Algorithms in Speedcubing
Speedcubing seems impossible to those who don’t know the “secret,” and that secret is the algorithms. When I first learned how to solve the Rubik’s cube, I realized that I just had to recognize less than a dozen sequences of moves and apply them based on recognizing the location of the stickers.^{1} However, I am still amazed by ingenious solutions devised by mathematicians and early speedcubers like Jessica Fridrich and Ernő Rubik himself. The former popularized a method of solving the cube known as CFOP, an extensible and efficient method that I use along with a majority of speedcubers. Many “beginner’s methods” are derived from simplifying CFOP, and many of which focus on reducing the number of algorithms that need to be memorized.
Memorizing algorithms is definitely a tedious part of speedcubing which scares away many aspiring cubers. I only had to memorize a total of 78 algorithms (21 PLLs + 57 OLLs) to get the gist of the CFOP method, allowing me to solve the cube in under 20 seconds (with a lot of practice). And it was not as scary as I initially thought; most of the memorization came down to muscle memory, allowing me to retain over a few hundred moves in my memory without every thinking about it (muscle memory is very powerful). But sometimes I still wonder whether algorithms are necessary and whether there are methods easier than popular beginner methods that do not require algorithms and are equally as straightforward.
While searching for the simplest and most intuitive way to teach basic speedsolving skills (on the original Rubik’s Cube) to my friends, I came across many methods attempting to minimize the number of memorized algorithm. When evaluating these methods, it is important to consider a few things.
 How compatible it is with mainstream speedsolving methods, which determines whether it gives a good foundation should the aspring cuber want to go further into speedcubing.
 What it defines as intuitive and “not an algorithm.” Also note that there is a tradeoff between intuition and speed, and that there is a difference between intuitive recognition and actively figuring out cases solely by intuition.
 How easy it is to teach.
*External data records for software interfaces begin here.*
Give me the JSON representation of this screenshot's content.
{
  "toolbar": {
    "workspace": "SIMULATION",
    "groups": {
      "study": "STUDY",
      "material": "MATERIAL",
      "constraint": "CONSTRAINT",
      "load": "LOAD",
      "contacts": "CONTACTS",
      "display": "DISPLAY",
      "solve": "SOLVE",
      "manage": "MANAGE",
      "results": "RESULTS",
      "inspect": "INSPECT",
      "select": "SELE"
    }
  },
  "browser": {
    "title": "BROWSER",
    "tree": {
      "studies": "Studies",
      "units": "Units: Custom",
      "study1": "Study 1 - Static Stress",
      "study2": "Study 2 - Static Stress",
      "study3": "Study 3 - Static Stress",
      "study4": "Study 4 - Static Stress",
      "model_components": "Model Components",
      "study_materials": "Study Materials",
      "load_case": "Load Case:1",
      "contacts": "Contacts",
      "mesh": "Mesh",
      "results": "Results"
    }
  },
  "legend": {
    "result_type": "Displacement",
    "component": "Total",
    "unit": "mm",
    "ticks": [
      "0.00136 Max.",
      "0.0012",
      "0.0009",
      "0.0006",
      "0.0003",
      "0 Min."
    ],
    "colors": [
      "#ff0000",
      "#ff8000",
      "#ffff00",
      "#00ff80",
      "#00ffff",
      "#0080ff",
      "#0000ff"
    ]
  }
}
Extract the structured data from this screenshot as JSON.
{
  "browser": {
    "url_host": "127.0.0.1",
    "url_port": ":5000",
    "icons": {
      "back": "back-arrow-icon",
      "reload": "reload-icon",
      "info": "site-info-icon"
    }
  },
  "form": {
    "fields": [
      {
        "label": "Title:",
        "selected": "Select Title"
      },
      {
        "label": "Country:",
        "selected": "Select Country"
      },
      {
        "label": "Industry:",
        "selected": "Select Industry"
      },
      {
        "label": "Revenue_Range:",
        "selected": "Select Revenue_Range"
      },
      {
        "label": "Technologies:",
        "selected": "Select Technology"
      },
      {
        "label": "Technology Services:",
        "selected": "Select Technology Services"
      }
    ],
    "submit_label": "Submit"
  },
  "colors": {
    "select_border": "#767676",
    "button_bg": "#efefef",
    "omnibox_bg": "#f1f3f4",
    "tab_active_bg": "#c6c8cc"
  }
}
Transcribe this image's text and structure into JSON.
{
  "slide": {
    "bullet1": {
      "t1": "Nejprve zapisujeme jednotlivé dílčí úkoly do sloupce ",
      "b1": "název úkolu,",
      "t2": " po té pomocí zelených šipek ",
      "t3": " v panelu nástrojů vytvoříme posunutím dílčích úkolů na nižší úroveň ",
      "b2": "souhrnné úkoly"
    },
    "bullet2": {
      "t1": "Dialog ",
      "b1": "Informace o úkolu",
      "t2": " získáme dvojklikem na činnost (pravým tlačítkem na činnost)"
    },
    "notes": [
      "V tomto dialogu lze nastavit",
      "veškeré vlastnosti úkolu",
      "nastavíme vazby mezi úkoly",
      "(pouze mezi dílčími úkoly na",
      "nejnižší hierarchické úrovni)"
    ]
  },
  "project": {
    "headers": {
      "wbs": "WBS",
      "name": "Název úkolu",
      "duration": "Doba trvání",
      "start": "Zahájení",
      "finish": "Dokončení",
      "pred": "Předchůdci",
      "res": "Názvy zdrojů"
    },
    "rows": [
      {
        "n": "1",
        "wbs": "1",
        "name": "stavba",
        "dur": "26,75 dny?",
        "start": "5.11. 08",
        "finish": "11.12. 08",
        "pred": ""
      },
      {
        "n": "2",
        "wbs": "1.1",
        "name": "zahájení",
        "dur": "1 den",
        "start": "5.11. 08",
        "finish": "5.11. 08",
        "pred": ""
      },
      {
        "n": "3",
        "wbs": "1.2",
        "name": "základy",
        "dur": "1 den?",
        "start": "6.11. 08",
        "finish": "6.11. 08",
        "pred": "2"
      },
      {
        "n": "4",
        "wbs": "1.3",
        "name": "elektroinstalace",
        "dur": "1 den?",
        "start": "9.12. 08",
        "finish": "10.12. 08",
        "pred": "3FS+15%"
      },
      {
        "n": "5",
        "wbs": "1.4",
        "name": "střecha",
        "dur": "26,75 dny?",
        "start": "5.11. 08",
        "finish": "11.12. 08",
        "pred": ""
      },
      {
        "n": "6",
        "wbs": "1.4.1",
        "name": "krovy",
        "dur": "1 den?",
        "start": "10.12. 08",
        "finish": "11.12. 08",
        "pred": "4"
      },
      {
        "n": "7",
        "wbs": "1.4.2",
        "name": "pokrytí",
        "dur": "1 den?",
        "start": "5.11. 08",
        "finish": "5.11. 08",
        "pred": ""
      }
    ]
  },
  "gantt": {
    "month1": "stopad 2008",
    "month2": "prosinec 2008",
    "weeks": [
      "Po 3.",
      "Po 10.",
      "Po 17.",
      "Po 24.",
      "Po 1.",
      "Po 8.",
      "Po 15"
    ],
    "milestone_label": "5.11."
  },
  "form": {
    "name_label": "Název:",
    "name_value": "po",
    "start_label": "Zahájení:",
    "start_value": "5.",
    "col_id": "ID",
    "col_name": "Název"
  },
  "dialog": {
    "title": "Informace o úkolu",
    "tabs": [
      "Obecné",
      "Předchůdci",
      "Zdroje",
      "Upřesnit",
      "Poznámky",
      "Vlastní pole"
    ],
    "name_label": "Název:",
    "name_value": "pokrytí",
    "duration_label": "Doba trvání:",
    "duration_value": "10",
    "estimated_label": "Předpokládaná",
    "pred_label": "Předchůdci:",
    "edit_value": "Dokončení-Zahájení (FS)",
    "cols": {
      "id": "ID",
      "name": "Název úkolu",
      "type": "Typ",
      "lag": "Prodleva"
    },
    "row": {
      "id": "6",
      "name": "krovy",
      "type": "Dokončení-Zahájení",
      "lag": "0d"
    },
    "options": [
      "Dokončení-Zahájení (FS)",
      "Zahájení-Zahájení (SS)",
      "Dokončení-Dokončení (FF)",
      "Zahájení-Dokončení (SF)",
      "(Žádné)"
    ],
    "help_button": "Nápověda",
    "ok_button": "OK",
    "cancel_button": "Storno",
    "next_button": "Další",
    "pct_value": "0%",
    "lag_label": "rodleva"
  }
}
Having few algorithms is definitely an advantage, but there is some methods are still more straightforward and direct than others. This is important to consider because the method should cater to complete beginners with no prior knowledge in cubing or puzzle solving.
This search of methodology happened a few years ago, and I cannot entirely recall my thought process; however, one method that stood out to me was ColorfulPocketsVlog’s HFBeginner Method (also embedded below), a variation of the Hexagonal Francisco method (also an uncommon method). It suprised me that this method really only had 3 algorithms (although learning the inverses of some algorithms that have an order greater than 3 can really help reduce time) yet the intuition was simple and stragihtforward. Mastering the intuition within this method also has several benefits (such as keyholing) for more advanced speedcubing methods.
So far, I believe a variation of this method would be the way to go for teaching the art of speedcubing to beginners based on the criteria considered (presented above). This will definitely be my goto method, and I will update on this once I have the opportunity to try teaching this method.

It is important to note that solving the Rubik’s cube “without algorithms” is equally as difficult as figuring out your own solution to the Rubik’s cube. It is very hard to search for a specific case of an algorithm (without machine assistance). However, you could experimentally find algorithms that act on a certain set of stickers and grouping them together, and that process effectively creates algorithms. So algorithms are a very necessary part of solving the Rubik’s cube, but they act like a “black box” by obscuring the solution to the cube to noncubers. Many aspiring cubers would follow logical steps to assemble the first two layers (F2L) on a 3x3x3 (standard Rubik’s cube), only to wonder: “what do I do from here?” The answer usually will be “then do this algorithm, and apply that algorithm after recognizing this case, etc.” ↩